A second option for Volkswagen could be the Grand-Am Road Racing Series, which is owned by NASCAR and uses foreign engine makers.
Earlier this season, NASCAR chairman Brian France said the sanctioning body is open to accepting new manufacturers into the stock car series. The only requirement is that manufacturers must have production plants in the U.S.
Volkswagen has a plant under construction in Tennessee, and the facility is scheduled to build mid-size sedans in 2011. That coincides with NASCAR's tentative plans to replace carburetors on Cup Series cars with fuel injection. NASCAR.com11/21/09 The head of Volkswagen's motor sports program is at Homestead-Miami Speedway, fueling speculation that automaker is interested in joining Toyota as the second foreign manufacturer in NASCAR. Top NASCAR officials confirmed to The Associated Press that Hans-Joachim Stuck plans to meet with the sanctioning body. The officials requested anonymity because of the sensitive nature of the meeting. The topic of the meeting was unclear. Earlier this season, NASCAR chairman Brian France said the sanctioning body is open to accepting new manufacturers into the sport. The only requirement is that manufacturers must have production plants in the U.S. Volkswagen has a plant under construction in Tennessee, and the facility is scheduled to build midsize sedans in 2011. Associated Press
10/08/09 (GMM) An official of the German luxury car brand Audi has hinted that parent group Volkswagen might enter formula one if the costs continue to come down.
Reinhold Carl, managing director of Audi Singapore, is quoted by the Straits Times newspaper as musing that while budgets are dropping, teams still need to fork out "well over a hundred million euros" for an annual F1 program.
"If the cost is lower, it will be more manageable," he told reporters.
However, after car marques including Jaguar, Honda and BMW pulled out, amid rumors that Toyota and Renault might soon follow, Carl admitted that the gains from being on the grand prix grid remain vague.
He reckons that if VW was to decide to field a team, it would be branded either Porsche or Audi "or even Volkswagen".10/07/09 The Volkswagen/Audi Group is mulling over the idea of an F1 entry should costs be brought down to a sufficiently 'manageable' level, a leading representative has disclosed – with an eventual team likely to go under the banner of the legendary Porsche name.
The world's third-largest car maker currently owns ten brands – including Skoda, SEAT, Audi, Porsche, Lamborghini, Bugatti and Bentley – but has not had any F1 involvement since the halcyon Auto Union days of the 1930s, and none at all in the official world championship, in existence since 1950.
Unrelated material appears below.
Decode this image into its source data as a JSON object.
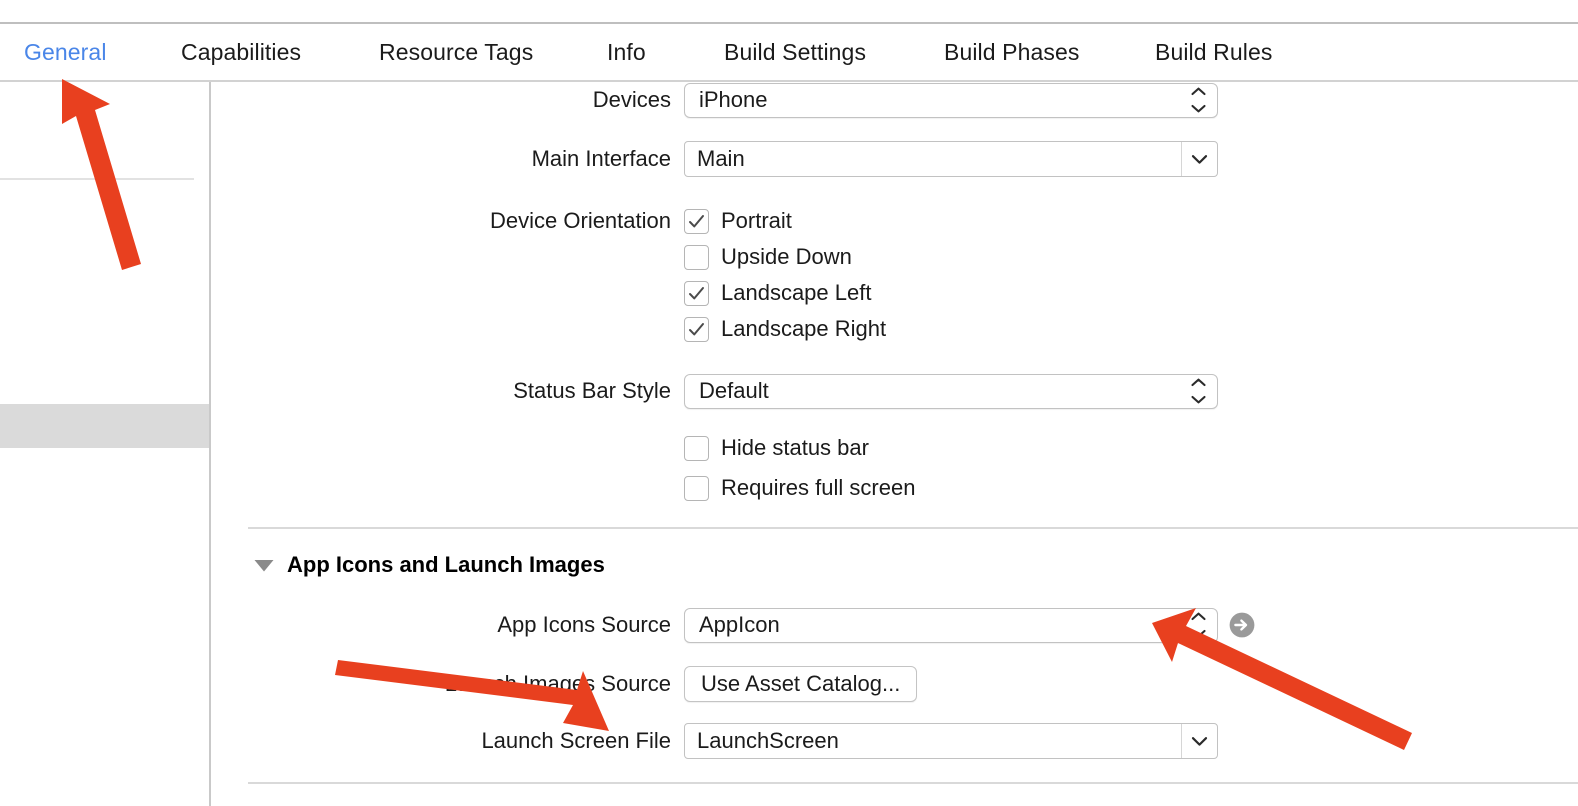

With the confirmed return of the iconic Lotus name to the top flight in 2010, it has been mooted that traditional Ferrari rival Lamborghini might similarly join the fray in the years to come in a theoretical battle of the supercar manufacturers – but Audi Singapore managing director Reinhold Carl dismissed that notion, arguing that the famous Italian-based marque neither needs the exposure nor has at its disposal the requisite financial resources, having only become profitable in recent years.
That is not to say, however, that there will be no VW/Audi presence in F1, with the FIA's cost-cutting drive proving to be attractive to the Wolfsburg manufacturer – which is reportedly swimming against the tide in managing the present economic turmoil well.
“Today, it costs well over a hundred million Euros to take part in F1,” Carl is quoted as having said by the Straits Times at the Changi Exhibition Centre. “If the cost is lower, it will be more manageable. I think it would be [under the name of] Porsche, now that Porsche belongs to the group, or Audi – or even Volkswagen.
“We are still in the positive, while many others are in the negative. In Singapore, our sales are up seven per cent from last year, and despite these difficult times our dealer is building a new showroom.” Crash.Net